The blood-thinning drug Lovenox works as well as a standard artery-clearing drug in patients with severe heart-related chest pain, but neither reduced the risk of death after a year of treatment, a study has found. The research, paid for by Aventis Pharmaceuticals, a member of the Sanofi-Aventis Group that makes Lovenox, involved nearly 10,000 patients at 487 hospitals in 12 countries who suffered from acute coronary syndromes -- severe angina that cannot be treated with surgery or angioplasty.
December 10, 2003 |
CV Therapeutics Inc. needs to conduct more studies on its Ranexa drug before it can be used to treat chest pain, a Food and Drug Administration advisory panel said. The Palo Alto biotechnology company is seeking approval to sell Ranexa for treating angina, the pain caused when the heart muscle is deprived of oxygen. The panel agreed with the FDA's staff, which Monday recommended more tests because of concerns over how Ranexa affects heart rhythms.
December 5, 2005 |
WELL-KNOWN for the crushing pain they can produce in the chest, heart attacks don't usually occur more than a few times. Angina pain, however, can be just as intense -- and sufferers can be doubled over in agony several times a week. Although the cardiac condition is not fatal, the underlying cause makes it more likely that sufferers will have a heart attack.
CALIFORNIA | LOCAL
April 30, 1987
So Michael Fox, director of the Humane Society, is horrified that genetic engineers who now improve livestock will inevitably some day be "tinkering with the human being" (Part I, April 18). Has Fox seen people with cancer, AIDS, sickle cell anemia, hemophilia, angina, or epilepsy? Has he seen people with high blood pressure and people with low I.Q.? Hurrah, I say, for those who would tinker to improve the human being! They should start this afternoon. GEORGE W. FEINSTEIN Altadena
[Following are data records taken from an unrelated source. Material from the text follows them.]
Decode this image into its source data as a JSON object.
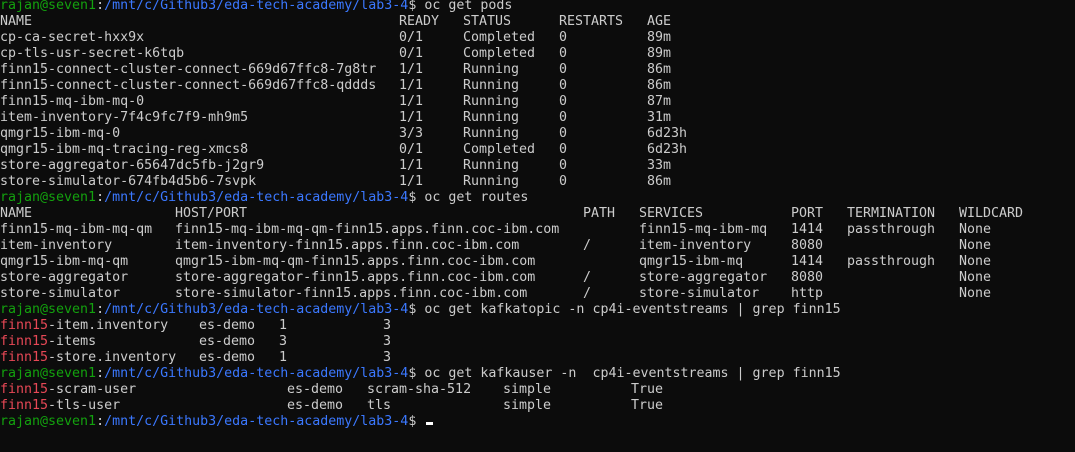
{
  "terminal": {
    "user_host": "rajan@seven1",
    "path": "/mnt/c/Github3/eda-tech-academy/lab3-4",
    "prompt_char": "$ ",
    "colors": {
      "background": "#0c0c0c",
      "text": "#cccccc",
      "user": "#13a10e",
      "path": "#3b78ff",
      "match": "#e74856"
    }
  },
  "commands": {
    "pods": "oc get pods",
    "routes": "oc get routes",
    "kafkatopic": "oc get kafkatopic -n cp4i-eventstreams | grep finn15",
    "kafkauser": "oc get kafkauser -n  cp4i-eventstreams | grep finn15",
    "empty": ""
  },
  "pods": {
    "headers": [
      "NAME",
      "READY",
      "STATUS",
      "RESTARTS",
      "AGE"
    ],
    "rows": [
      [
        "cp-ca-secret-hxx9x",
        "0/1",
        "Completed",
        "0",
        "89m"
      ],
      [
        "cp-tls-usr-secret-k6tqb",
        "0/1",
        "Completed",
        "0",
        "89m"
      ],
      [
        "finn15-connect-cluster-connect-669d67ffc8-7g8tr",
        "1/1",
        "Running",
        "0",
        "86m"
      ],
      [
        "finn15-connect-cluster-connect-669d67ffc8-qddds",
        "1/1",
        "Running",
        "0",
        "86m"
      ],
      [
        "finn15-mq-ibm-mq-0",
        "1/1",
        "Running",
        "0",
        "87m"
      ],
      [
        "item-inventory-7f4c9fc7f9-mh9m5",
        "1/1",
        "Running",
        "0",
        "31m"
      ],
      [
        "qmgr15-ibm-mq-0",
        "3/3",
        "Running",
        "0",
        "6d23h"
      ],
      [
        "qmgr15-ibm-mq-tracing-reg-xmcs8",
        "0/1",
        "Completed",
        "0",
        "6d23h"
      ],
      [
        "store-aggregator-65647dc5fb-j2gr9",
        "1/1",
        "Running",
        "0",
        "33m"
      ],
      [
        "store-simulator-674fb4d5b6-7svpk",
        "1/1",
        "Running",
        "0",
        "86m"
      ]
    ]
  },
  "routes": {
    "headers": [
      "NAME",
      "HOST/PORT",
      "PATH",
      "SERVICES",
      "PORT",
      "TERMINATION",
      "WILDCARD"
    ],
    "rows": [
      [
        "finn15-mq-ibm-mq-qm",
        "finn15-mq-ibm-mq-qm-finn15.apps.finn.coc-ibm.com",
        "",
        "finn15-mq-ibm-mq",
        "1414",
        "passthrough",
        "None"
      ],
      [
        "item-inventory",
        "item-inventory-finn15.apps.finn.coc-ibm.com",
        "/",
        "item-inventory",
        "8080",
        "",
        "None"
      ],
      [
        "qmgr15-ibm-mq-qm",
        "qmgr15-ibm-mq-qm-finn15.apps.finn.coc-ibm.com",
        "",
        "qmgr15-ibm-mq",
        "1414",
        "passthrough",
        "None"
      ],
      [
        "store-aggregator",
        "store-aggregator-finn15.apps.finn.coc-ibm.com",
        "/",
        "store-aggregator",
        "8080",
        "",
        "None"
      ],
      [
        "store-simulator",
        "store-simulator-finn15.apps.finn.coc-ibm.com",
        "/",
        "store-simulator",
        "http",
        "",
        "None"
      ]
    ]
  },
  "kafkatopics": {
    "match": "finn15",
    "rows": [
      [
        "-item.inventory",
        "es-demo",
        "1",
        "3"
      ],
      [
        "-items",
        "es-demo",
        "3",
        "3"
      ],
      [
        "-store.inventory",
        "es-demo",
        "1",
        "3"
      ]
    ]
  },
  "kafkausers": {
    "match": "finn15",
    "rows": [
      [
        "-scram-user",
        "es-demo",
        "scram-sha-512",
        "simple",
        "True"
      ],
      [
        "-tls-user",
        "es-demo",
        "tls",
        "simple",
        "True"
      ]
    ]
  }
}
March 15, 2004 |
For some people, exercising 20 minutes a day could relieve chest pain more effectively than an angioplasty with stents. German researchers studied 101 men age 70 and younger who suffered mild angina during exertion such as exercise. All were considered at low risk of heart attack because they had stable coronary artery disease and their hearts had good pumping ability.
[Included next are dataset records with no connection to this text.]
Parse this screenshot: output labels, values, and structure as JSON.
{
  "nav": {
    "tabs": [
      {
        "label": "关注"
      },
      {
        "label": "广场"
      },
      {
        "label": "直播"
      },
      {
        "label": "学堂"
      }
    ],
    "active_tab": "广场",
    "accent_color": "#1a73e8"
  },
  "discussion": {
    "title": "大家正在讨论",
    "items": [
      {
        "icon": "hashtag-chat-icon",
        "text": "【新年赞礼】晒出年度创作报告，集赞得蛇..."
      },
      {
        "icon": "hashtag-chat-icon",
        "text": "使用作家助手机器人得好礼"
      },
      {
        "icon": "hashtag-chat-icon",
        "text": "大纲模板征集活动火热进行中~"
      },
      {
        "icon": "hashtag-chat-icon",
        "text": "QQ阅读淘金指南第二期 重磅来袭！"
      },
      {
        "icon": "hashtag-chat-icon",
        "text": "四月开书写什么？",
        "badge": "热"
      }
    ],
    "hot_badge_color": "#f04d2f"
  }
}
April 10, 2000 |
Certain dates stick in your memory. One I may never forget is Dec. 15, 1998. That was the night I didn't have a heart attack, though you could have fooled me for a few hours that evening. I had just lugged a Christmas tree from the trunk of my car to our backyard, where I planned to leave it until the next day. As I leaned over to set the tree down on the patio, I felt a pain in my chest. A rush of thoughts hit me, none terribly happy. I ignored them. Not for long, though.